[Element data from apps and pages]
────────────────

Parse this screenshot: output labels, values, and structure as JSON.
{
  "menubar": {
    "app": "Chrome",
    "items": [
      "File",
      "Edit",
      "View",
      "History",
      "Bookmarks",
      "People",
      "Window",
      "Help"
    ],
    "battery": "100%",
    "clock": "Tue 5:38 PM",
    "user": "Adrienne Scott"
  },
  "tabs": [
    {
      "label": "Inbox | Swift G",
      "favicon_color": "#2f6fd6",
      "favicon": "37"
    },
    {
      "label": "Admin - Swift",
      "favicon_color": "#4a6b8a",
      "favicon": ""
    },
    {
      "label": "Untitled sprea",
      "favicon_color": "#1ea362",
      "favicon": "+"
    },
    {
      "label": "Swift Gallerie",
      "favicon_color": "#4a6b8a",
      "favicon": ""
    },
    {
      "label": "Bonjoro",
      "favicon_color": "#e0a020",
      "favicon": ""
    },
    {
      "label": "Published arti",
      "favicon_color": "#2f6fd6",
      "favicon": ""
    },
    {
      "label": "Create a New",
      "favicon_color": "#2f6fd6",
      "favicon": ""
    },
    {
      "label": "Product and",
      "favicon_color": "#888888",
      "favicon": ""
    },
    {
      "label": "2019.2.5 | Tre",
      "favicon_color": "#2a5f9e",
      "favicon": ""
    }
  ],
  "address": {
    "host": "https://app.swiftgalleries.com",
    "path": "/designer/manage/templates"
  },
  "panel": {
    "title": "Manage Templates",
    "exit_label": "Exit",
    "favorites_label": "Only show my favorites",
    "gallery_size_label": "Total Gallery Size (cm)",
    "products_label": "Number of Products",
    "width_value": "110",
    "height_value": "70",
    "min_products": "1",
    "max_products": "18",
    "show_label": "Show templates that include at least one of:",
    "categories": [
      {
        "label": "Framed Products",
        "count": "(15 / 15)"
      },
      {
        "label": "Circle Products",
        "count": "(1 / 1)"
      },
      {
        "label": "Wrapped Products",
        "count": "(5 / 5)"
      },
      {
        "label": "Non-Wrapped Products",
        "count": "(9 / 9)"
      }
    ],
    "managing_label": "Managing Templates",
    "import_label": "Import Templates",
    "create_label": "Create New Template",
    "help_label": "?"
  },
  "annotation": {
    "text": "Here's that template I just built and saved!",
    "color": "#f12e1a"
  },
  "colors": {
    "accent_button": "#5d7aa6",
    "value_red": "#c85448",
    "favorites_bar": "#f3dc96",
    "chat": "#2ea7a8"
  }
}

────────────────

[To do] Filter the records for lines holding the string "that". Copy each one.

[Answer section]
    "show_label": "Show templates that include at least one of:",
    "text": "Here's that template I just built and saved!",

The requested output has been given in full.